__Task directions__.
Find all lines with the word "color" in the material, then copy them.

________

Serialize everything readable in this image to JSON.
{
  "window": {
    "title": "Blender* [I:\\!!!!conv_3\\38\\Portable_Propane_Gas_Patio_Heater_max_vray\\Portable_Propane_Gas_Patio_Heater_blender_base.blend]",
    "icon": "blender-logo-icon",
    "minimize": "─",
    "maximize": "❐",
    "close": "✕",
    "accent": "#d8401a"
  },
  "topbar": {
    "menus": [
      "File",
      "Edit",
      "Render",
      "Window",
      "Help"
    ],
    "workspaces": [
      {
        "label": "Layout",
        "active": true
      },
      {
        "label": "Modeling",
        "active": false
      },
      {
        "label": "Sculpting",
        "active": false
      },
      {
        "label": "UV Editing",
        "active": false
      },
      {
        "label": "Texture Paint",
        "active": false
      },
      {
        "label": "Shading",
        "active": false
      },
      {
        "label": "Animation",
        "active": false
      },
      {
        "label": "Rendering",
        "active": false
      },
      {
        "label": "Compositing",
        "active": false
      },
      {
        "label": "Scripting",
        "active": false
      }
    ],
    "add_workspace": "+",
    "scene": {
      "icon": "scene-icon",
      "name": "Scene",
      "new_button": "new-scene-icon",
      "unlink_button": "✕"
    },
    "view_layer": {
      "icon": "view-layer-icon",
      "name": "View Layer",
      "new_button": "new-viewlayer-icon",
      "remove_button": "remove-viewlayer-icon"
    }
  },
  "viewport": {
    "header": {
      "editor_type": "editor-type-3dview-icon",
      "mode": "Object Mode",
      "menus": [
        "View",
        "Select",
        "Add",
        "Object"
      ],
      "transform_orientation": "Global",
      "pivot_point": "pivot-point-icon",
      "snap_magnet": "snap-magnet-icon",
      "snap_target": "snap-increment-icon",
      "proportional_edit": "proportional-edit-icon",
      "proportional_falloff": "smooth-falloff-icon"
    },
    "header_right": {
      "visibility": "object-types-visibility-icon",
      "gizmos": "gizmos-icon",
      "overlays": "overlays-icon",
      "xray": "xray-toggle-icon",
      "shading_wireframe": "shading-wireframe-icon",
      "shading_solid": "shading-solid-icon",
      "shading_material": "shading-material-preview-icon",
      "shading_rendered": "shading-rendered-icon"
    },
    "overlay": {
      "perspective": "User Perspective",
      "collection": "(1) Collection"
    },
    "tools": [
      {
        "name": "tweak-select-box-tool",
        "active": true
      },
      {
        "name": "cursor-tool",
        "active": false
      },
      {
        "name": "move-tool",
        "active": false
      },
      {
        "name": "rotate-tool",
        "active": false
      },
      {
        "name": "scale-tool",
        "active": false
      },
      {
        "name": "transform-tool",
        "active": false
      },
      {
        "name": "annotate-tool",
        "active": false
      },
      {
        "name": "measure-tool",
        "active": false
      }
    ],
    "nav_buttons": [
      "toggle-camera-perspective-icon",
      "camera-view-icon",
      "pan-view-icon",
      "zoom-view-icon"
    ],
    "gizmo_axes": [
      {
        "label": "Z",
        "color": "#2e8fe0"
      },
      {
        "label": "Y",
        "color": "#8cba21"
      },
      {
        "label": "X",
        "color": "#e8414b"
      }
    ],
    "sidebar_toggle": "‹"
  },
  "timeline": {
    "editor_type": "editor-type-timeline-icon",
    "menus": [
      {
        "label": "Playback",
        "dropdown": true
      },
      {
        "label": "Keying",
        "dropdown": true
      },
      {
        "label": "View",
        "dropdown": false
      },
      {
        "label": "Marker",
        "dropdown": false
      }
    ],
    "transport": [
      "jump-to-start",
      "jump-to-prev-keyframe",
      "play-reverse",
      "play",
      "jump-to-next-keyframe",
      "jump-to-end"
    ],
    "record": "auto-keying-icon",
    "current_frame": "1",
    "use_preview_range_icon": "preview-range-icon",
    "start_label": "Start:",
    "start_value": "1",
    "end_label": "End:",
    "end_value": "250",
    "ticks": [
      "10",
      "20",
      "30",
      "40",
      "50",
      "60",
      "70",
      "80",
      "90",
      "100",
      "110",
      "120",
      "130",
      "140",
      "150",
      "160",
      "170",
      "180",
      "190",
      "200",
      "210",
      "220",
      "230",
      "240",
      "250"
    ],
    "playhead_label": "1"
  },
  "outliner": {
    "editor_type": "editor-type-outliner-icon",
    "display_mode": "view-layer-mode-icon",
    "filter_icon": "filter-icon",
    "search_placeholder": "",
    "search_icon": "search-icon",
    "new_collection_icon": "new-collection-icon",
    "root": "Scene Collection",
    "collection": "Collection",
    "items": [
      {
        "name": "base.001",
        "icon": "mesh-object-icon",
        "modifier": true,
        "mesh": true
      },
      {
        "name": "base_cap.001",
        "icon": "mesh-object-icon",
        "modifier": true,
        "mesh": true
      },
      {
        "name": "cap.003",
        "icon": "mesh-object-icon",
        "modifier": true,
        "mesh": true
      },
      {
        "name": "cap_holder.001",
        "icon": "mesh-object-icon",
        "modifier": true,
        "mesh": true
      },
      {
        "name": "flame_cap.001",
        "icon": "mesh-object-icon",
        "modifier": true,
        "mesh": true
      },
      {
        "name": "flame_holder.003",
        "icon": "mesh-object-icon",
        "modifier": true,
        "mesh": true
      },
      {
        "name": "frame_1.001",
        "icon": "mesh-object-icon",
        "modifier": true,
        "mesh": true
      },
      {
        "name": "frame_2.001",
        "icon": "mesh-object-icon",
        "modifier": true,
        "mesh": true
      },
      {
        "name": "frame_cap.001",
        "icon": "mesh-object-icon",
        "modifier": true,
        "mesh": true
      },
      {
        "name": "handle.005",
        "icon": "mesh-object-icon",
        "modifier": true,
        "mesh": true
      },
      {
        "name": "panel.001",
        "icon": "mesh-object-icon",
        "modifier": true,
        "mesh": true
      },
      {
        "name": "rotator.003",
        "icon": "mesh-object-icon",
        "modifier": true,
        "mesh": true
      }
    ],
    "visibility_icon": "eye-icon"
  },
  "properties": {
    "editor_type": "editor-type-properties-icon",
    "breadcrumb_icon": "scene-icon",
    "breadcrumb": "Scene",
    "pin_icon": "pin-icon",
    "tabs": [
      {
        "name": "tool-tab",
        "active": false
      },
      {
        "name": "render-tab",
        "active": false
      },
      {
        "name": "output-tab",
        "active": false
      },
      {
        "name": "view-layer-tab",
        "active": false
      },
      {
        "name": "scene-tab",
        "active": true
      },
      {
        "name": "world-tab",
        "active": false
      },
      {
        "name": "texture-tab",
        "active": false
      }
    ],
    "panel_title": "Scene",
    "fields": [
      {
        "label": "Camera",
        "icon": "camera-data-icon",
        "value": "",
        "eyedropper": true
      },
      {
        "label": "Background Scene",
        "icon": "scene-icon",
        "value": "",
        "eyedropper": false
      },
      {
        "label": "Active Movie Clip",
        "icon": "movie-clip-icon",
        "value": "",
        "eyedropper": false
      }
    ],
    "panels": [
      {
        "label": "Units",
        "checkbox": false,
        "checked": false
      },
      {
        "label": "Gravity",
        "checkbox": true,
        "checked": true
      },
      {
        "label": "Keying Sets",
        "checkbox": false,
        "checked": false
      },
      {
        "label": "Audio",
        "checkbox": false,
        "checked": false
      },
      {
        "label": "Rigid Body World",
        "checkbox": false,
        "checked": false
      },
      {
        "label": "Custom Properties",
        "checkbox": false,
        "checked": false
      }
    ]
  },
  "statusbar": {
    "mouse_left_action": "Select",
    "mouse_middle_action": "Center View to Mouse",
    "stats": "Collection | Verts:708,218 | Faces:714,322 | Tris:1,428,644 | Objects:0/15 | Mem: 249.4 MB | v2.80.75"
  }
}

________

__Response__.
        "color": "#2e8fe0"
        "color": "#8cba21"
        "color": "#e8414b"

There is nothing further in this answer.